== EXERCISE INPUTS ==

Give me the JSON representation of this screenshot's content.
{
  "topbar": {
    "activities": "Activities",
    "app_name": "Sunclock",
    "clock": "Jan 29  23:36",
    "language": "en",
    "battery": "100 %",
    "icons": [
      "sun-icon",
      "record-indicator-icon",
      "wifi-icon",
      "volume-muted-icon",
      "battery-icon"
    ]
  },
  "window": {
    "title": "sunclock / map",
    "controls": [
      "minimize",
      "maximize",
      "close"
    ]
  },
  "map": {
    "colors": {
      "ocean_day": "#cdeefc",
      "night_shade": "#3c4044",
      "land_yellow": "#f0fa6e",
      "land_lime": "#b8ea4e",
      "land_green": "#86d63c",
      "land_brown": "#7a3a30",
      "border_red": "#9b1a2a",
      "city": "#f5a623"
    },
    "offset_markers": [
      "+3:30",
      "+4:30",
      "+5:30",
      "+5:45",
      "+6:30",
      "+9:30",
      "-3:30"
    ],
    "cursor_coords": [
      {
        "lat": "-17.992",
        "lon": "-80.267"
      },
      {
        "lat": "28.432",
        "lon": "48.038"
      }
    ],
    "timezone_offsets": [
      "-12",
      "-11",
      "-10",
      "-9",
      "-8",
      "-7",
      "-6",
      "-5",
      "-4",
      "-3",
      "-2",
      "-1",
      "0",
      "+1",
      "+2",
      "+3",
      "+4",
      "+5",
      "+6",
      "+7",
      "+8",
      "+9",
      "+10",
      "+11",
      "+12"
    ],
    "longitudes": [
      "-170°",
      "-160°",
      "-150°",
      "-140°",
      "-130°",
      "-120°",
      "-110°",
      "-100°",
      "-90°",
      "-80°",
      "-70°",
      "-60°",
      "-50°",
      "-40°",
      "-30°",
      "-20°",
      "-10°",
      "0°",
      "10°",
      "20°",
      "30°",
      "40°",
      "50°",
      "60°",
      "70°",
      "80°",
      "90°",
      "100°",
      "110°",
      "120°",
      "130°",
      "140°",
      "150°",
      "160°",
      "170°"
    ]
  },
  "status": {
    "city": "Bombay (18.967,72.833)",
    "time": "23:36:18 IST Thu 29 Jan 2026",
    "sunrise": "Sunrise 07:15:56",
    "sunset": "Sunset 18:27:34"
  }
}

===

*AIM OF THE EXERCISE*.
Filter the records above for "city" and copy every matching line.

*RESULT*.
      "city": "#f5a623"
    "city": "Bombay (18.967,72.833)",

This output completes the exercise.